Strategist Tom Lee has a clear message for investors: Stocks are carrying more downside risk than upside risk at this juncture.
Lee, founder and head of research at Fundstrat Global Advisors, outlined in a recent note to clients that indeed he remains optimistic on economic growth, though he cautions that the market is sending three clear-cut signals that equities are slated to slide in the near-term.
"I think my biggest concern is that the stock market is betting on an acceleration in growth this year, even at a time when corporations might take a break until they figure out what tax reform looks like, and it's coming at a time when margin debt is so high," Lee said in an interview Monday on CNBC's "Trading Nation."
First, Lee is concerned that the long-term yield curve has narrowed substantially. A flattening yield curve is a widely viewed marker of slowing economic growth, as this suggests the expected return of long-term spending then has smaller expected return on investment. The spread between the 30-year Treasury yields and the 10-year Treasury yields, as Lee observed, has flattened since just after the U.S. election in November "and historically signals market weakness ahead."
"In the past, the bond market has been much better at ferreting out problems and smelling slowdowns; that's the message from the yield curve. So I think the bond market is really taking the position that growth is going to disappoint, and the gap between the hard data and the soft data is still pretty big," Lee said Monday.
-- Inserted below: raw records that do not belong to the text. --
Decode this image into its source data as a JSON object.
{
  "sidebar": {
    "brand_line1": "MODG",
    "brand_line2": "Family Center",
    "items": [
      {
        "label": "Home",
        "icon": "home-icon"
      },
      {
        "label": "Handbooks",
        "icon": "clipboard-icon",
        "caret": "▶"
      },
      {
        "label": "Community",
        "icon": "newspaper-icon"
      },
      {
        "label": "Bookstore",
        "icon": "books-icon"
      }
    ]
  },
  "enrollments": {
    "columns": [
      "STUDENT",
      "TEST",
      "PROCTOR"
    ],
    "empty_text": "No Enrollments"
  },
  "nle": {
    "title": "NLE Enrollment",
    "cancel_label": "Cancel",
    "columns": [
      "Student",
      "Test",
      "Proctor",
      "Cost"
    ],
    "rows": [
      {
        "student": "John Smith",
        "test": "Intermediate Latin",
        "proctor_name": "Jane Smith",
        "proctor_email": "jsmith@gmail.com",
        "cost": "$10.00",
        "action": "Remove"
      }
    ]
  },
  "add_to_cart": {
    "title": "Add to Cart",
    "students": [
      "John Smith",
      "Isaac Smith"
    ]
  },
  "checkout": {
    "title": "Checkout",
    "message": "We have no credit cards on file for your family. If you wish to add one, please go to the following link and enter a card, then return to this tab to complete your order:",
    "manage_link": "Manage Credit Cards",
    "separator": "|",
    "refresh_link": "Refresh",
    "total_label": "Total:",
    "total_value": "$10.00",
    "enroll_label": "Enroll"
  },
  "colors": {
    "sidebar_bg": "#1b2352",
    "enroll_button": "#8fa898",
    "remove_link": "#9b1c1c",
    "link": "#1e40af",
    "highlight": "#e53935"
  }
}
Secondly, Lee is watching what he refers to as an "abrupt reversal" in market leadership in the last five months. Lee points to reversals in sectors like financials and energy, now both negative on the year after rallying in the weeks following the election. And leadership in different measurements like long momentum, the S&P 500 Buyback Index and the Dow Jones Contrarian Index have also reversed in the same timeframe.
Next, he outlined the high-yield option-adjusted spread widening. Specifically, Lee notes that since 1998, the market has seen 30 instances in which high-yield spreads widened 60 basis points, as it did in late March, and the market saw a decline in 93 percent of instances (falling by a median 4 percent). The thinking is that high-yield indicates a tightening of financial conditions.
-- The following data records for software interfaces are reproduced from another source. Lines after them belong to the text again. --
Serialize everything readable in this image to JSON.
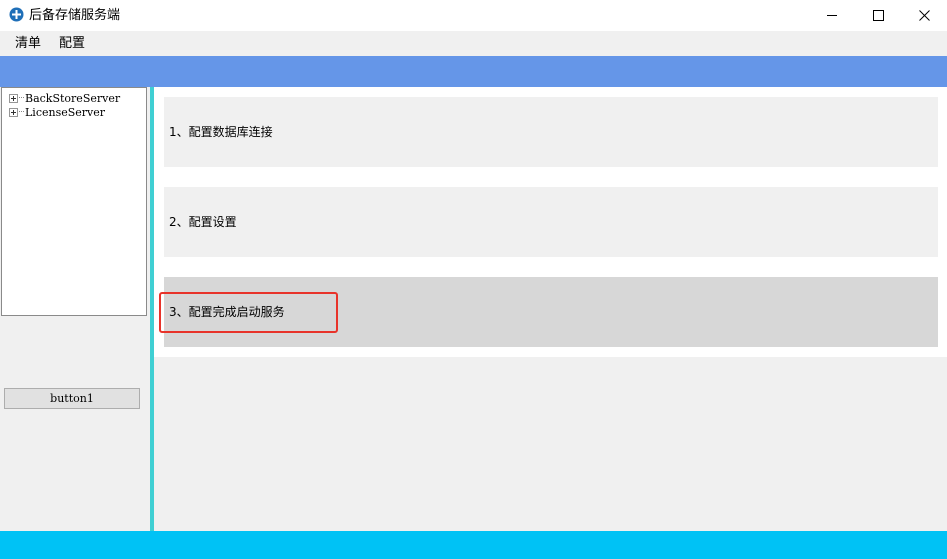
{
  "window": {
    "title": "后备存储服务端",
    "icon": "app-logo-icon",
    "controls": [
      "minimize-icon",
      "maximize-icon",
      "close-icon"
    ]
  },
  "menu": {
    "items": [
      {
        "label": "清单"
      },
      {
        "label": "配置"
      }
    ]
  },
  "tree": {
    "nodes": [
      {
        "label": "BackStoreServer",
        "expanded": false
      },
      {
        "label": "LicenseServer",
        "expanded": false
      }
    ]
  },
  "left_panel": {
    "button_label": "button1"
  },
  "steps": [
    {
      "label": "1、配置数据库连接",
      "active": false
    },
    {
      "label": "2、配置设置",
      "active": false
    },
    {
      "label": "3、配置完成启动服务",
      "active": true
    }
  ],
  "colors": {
    "header_band": "#6596e8",
    "splitter": "#3fcfd3",
    "status_bar": "#00c2f5",
    "highlight_border": "#e8332a",
    "active_step": "#d7d7d7"
  }
}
How are investors to position their portfolios with these indicators afoot? Lee recommends investors stick with "FANG" stocks — Facebook, Amazon, Netflix, and Google parent Alphabet — as the names are "least exposed to wage inflation."
Notwithstanding these concerns, the S&P rose more than 1 percent on Tuesday following an outcome seen as positive from the French presidential election.